For my 16th birthday in March 1969, I received the album Who Knows Where the Time Goes from my friend Lois, who I had known since kindergarten. Even as she was giving the LP, she gave me this whopping caveat said, "I hope you like it. It's kinda country." Well, some of it was for certain, but it was far more eclectic than I was led to expect. Hello Hooray - Starts off mysteriously softly, almost inaudibly, before breaking into a stirring rock tune, featuring Steve Stills on the guitar. Yes, this is the same song that Alice Cooper later covered. Story of Isaac - A Leonard Cohen tune featuring only harpsichord and organ about the Biblical character who was to be sacrificed to God by his father Abraham. I found this song particularly moving and put it on a mixed CD at some point. My Father - A rare composition by Judy; interesting how she placed the two songs about fathers and their children together. This is a lovely biographical song in waltz time.
Someday Soon - One of those "country" songs with the pedal steel guitar that has become a Collins trademark, written by Ian Tyson.
The title tune - Written by Sandy Denny, it is an equisite mournful anthem where the piano, guitar and bass set off Judy's voice marvelously.
Poor Immigrant- A Bob Dylan tune, also with pedal steel and Dobro. First Boy I Loved - A much-covered Robin Williamson song about the title character growing to "a grown-up male stranger." Having loved and lost since then, it is far more powerful to me now. There was a version of this song (First Girl I Loved) done by Jackson Browne for a tribute to Elektra Records called Rubaiyat. Bird on the Wire - Another "country" tune, another Leonard Cohen tune, probably my favorite of the "country" tunes, because guitarist James Burton sounded as though he were having so much fun.

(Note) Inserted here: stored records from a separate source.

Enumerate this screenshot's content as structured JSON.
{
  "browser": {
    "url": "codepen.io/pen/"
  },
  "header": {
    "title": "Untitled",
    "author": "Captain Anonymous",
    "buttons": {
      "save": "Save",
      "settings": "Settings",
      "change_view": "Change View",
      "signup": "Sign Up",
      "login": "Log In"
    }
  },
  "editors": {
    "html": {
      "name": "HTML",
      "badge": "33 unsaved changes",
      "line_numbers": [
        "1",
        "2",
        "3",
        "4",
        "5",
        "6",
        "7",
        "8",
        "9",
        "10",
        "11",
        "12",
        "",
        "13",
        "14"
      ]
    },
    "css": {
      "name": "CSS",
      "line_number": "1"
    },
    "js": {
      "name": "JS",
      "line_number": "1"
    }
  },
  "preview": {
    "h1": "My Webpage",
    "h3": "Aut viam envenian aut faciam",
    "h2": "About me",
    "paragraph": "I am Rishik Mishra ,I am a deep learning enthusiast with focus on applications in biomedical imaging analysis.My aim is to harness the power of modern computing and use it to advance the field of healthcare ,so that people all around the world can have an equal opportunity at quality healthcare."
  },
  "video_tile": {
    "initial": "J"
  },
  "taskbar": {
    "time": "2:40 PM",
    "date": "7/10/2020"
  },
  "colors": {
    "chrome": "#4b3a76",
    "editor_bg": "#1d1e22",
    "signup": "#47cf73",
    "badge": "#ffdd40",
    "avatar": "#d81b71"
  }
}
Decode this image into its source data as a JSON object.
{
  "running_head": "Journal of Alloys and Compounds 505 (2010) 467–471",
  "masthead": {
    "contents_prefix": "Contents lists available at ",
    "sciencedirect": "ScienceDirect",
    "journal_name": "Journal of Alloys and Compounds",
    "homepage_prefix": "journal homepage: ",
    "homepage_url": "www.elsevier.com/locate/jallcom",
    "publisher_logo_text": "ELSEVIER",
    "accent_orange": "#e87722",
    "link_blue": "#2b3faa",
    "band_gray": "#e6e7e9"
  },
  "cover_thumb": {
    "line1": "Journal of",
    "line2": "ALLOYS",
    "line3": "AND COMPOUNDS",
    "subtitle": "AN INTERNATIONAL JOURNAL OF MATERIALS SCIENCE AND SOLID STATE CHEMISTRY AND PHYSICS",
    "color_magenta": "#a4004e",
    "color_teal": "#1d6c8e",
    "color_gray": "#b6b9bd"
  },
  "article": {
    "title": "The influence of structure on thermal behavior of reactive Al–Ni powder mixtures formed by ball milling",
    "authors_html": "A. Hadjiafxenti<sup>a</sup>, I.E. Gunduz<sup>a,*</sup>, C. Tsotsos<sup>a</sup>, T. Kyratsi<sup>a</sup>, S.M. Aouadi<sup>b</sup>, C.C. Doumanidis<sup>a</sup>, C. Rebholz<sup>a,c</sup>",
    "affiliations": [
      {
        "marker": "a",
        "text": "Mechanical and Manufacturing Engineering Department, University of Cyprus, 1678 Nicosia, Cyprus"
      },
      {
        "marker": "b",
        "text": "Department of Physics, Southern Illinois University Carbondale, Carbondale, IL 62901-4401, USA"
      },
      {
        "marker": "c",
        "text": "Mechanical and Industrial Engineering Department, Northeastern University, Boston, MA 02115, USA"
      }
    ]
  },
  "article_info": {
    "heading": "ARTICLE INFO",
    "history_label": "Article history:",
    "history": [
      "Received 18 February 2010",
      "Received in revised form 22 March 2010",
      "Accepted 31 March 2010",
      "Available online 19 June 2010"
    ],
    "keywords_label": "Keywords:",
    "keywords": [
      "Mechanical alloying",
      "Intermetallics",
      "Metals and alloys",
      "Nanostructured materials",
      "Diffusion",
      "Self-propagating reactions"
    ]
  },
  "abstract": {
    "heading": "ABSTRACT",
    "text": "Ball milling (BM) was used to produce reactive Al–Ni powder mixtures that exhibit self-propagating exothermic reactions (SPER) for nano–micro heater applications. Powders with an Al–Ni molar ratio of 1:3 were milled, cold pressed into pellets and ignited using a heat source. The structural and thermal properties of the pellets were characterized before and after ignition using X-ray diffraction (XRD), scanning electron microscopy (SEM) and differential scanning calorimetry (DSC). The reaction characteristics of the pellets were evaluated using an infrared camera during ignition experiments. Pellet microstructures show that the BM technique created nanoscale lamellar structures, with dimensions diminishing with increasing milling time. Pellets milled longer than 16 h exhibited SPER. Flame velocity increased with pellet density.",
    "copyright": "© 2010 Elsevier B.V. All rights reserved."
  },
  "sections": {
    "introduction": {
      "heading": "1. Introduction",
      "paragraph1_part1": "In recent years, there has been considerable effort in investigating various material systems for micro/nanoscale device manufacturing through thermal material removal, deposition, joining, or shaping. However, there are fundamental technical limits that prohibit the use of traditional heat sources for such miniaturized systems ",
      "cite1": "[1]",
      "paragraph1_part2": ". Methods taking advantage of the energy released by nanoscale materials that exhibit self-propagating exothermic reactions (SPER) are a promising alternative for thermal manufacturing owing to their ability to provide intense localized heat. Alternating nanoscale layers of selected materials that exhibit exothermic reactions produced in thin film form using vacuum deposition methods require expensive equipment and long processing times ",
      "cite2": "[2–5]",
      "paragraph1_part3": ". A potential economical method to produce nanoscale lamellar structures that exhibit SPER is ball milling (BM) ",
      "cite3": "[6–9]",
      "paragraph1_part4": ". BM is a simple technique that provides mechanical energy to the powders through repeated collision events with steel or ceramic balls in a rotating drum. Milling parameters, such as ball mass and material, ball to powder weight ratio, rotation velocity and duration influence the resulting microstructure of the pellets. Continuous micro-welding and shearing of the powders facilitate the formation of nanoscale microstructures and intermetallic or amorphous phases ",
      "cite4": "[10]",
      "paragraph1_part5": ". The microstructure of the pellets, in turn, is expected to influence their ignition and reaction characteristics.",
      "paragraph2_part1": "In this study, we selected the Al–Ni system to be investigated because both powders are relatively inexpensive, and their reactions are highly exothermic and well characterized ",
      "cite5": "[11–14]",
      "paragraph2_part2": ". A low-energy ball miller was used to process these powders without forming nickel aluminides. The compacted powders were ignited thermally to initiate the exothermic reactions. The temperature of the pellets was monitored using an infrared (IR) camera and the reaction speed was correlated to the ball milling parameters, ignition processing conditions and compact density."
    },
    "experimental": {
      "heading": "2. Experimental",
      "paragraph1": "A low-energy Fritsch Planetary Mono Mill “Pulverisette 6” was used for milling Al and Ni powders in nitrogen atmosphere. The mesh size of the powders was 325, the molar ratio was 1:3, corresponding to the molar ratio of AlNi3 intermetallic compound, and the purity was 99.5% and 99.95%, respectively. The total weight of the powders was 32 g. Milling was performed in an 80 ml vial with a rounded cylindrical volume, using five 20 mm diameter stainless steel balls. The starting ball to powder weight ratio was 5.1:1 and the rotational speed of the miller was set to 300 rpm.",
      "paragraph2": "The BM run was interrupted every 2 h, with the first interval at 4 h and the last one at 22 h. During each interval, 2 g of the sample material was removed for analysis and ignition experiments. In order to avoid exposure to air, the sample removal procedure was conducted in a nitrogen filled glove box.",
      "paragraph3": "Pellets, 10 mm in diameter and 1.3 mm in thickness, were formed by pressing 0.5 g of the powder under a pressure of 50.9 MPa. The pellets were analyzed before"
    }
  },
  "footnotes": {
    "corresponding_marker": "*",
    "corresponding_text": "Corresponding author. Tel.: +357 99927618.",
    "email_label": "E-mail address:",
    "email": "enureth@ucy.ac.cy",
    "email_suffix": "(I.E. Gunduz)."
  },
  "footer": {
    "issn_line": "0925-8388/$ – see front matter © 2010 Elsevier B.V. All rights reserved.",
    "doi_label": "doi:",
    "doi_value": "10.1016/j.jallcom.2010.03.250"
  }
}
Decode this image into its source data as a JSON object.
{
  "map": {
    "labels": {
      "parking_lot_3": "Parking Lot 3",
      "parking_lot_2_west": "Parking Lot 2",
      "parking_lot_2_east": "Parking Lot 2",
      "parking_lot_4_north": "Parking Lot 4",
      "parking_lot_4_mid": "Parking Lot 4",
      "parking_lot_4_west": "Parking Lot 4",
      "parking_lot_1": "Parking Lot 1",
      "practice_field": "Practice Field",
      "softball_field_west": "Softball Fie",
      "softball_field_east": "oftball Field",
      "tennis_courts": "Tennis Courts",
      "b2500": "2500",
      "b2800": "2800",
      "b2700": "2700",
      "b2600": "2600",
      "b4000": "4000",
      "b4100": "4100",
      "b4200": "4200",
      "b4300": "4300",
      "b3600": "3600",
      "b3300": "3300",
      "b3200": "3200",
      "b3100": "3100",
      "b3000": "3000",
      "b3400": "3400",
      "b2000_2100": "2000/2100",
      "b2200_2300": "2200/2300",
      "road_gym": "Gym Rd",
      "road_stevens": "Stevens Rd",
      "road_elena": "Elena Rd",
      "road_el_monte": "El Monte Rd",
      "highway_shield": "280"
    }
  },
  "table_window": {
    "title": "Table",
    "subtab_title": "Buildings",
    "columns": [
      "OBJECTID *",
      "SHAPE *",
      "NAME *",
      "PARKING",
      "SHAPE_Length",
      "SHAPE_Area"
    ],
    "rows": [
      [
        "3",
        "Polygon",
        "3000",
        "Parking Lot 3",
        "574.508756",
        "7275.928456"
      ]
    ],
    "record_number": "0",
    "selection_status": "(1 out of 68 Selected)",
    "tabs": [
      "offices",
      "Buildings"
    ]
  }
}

Pretty Polly - A murder ballad that starts softly, builds to the death - "He stabbed her through the heart, and her heart blood did flow," pulls back musically for the burial, then rocks out to the end with Burton and Stills sharing guitar licks. This song was shocking to me at the time and still affecting today.
This album has been on and off my desert albums list for decades.
July Collins, born May 1, 1939, turns 69 today. I saw her perform live but once, in the early 1980s, in Glens Falls, NY after winning tickets on a radio contest the very day of the concert.
Oh, what the heck: Since You Asked from Wildflowers: